on Thursday night
"We have not been able to collect information about casualties in many remote and impassable places due to the disruption to communications," he said.

Officials are optimistic that cyclone shelters and an improved early-warning and evacuation system saved many lives.

About 1.5 million people took refuge in shelters and other government buildings as Sidr swept the across Bangladesh.

UN pledge

The United Nations has pledged several millions of dollars in aid while the European Commission said it is sending $2.2m in emergency relief to Bangladesh.

The storm uprooted trees and felled power lines across the country, with aid officials describing the damage as extremely severe.
 
The electricity grid failed on Friday and parts of the capital Dhaka were still without power on Saturday.

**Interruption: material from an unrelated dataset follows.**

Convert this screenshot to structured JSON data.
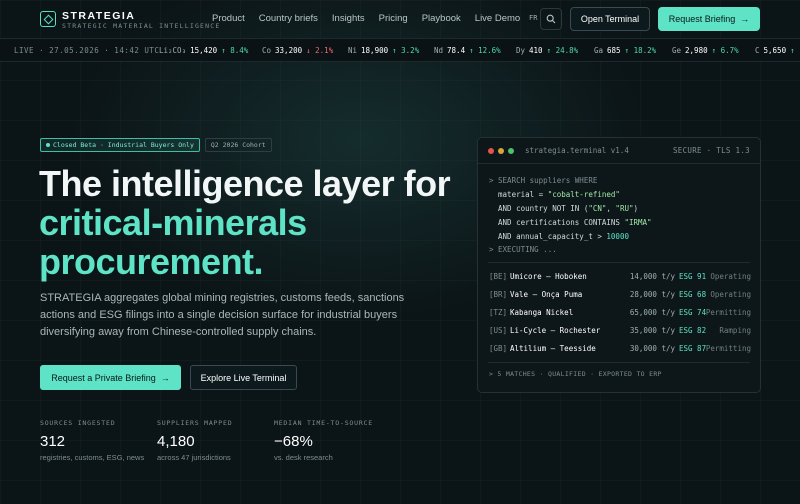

"Our relief teams have started emergency distribution, with an initial coverage of 100,000 people," said Vince Edwards, World Vision's Bangladesh national director, in a statement, adding that many areas still remained inaccessible.

Wildlife concerns

Cyclone Sidr caused severe damage to buildings
 and felled power lines and trees [AFP]

Suman SMA Islam, Care's humanitarian assistance co-ordinator in Bangladesh, said the storm was a severe setback to the country months after a storm hit the country’s northern coast.

"Many people are homeless, crops and livelihoods have been destroyed and this is going to put great pressure on the government, the economy, and the people themselves," Suman said.

Officials from the Red Crescent said about 1,000 fishermen on about 150 boats were still unaccounted for in the Bay of Bengal.

Several endangered species in the Sundurban region may also have suffered as a result of the storm, with forest officials saying that many wildlife could have died.

Sidr lost strength after it hit Bangladesh and passed over the country early on Friday, weather officials said.